-- Record extracts follows --

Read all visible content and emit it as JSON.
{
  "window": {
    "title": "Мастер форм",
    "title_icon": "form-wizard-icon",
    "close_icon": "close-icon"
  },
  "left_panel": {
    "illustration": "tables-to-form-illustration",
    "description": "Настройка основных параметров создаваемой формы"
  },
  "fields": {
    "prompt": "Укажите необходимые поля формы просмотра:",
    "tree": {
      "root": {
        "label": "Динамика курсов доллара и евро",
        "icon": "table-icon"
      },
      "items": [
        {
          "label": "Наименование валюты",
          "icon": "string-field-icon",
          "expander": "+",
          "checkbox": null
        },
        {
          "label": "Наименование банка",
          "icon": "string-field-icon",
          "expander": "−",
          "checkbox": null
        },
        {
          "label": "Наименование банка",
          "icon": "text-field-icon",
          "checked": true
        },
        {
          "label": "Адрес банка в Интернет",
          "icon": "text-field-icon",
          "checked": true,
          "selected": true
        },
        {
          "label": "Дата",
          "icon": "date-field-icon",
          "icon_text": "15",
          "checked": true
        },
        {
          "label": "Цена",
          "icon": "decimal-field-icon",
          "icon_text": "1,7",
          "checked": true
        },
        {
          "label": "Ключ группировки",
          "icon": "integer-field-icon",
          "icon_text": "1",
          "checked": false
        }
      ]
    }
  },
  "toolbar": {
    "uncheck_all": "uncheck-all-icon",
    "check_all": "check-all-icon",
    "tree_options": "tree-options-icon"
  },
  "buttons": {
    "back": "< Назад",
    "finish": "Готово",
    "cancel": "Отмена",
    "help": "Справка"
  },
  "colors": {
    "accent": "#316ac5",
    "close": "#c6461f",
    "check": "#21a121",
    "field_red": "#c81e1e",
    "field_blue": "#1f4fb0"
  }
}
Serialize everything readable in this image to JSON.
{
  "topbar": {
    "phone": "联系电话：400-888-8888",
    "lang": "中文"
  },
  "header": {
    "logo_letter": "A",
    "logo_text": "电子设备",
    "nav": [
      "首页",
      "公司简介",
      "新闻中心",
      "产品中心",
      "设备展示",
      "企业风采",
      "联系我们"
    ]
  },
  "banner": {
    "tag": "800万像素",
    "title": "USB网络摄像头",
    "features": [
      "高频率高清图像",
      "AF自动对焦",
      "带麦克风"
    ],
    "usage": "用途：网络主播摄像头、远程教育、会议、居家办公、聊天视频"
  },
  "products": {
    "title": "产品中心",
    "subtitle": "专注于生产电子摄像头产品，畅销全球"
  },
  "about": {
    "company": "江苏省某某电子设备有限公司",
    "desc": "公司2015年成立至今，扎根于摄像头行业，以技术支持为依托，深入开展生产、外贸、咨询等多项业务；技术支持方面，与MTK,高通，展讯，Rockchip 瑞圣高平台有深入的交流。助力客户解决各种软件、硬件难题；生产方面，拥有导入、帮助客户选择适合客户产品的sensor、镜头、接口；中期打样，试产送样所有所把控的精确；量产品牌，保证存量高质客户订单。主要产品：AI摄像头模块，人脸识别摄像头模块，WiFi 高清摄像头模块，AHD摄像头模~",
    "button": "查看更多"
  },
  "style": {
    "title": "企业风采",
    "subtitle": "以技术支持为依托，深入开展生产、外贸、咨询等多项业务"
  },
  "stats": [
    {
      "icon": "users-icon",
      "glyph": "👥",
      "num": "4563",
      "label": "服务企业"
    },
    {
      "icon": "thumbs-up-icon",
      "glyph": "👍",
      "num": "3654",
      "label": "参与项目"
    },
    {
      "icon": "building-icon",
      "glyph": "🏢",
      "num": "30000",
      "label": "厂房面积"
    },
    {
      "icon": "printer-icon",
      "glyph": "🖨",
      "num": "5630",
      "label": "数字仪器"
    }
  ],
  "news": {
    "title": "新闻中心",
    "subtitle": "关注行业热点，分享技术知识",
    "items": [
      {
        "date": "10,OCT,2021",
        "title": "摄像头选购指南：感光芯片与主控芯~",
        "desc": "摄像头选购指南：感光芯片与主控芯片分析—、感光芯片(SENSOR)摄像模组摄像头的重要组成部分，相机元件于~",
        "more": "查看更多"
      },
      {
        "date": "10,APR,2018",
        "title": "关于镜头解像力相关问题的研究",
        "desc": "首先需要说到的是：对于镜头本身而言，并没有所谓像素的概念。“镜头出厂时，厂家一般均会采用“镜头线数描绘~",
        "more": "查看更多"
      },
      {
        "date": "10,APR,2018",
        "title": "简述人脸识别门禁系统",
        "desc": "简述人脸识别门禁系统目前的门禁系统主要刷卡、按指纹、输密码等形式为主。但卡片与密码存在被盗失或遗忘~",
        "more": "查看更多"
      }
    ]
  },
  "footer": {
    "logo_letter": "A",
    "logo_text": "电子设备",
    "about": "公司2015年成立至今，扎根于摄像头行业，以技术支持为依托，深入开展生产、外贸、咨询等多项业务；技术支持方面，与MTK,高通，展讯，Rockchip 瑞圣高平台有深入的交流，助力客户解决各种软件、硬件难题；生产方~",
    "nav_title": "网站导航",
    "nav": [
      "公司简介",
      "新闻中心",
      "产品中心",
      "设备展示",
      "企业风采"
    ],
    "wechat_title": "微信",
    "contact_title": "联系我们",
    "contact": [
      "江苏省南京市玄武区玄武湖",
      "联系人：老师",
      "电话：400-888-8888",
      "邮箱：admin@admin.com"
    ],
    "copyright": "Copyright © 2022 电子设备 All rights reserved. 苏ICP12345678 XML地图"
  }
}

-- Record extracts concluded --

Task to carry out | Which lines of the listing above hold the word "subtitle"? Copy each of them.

Exercise solution |
    "subtitle": "专注于生产电子摄像头产品，畅销全球"
    "subtitle": "以技术支持为依托，深入开展生产、外贸、咨询等多项业务"
    "subtitle": "关注行业热点，分享技术知识",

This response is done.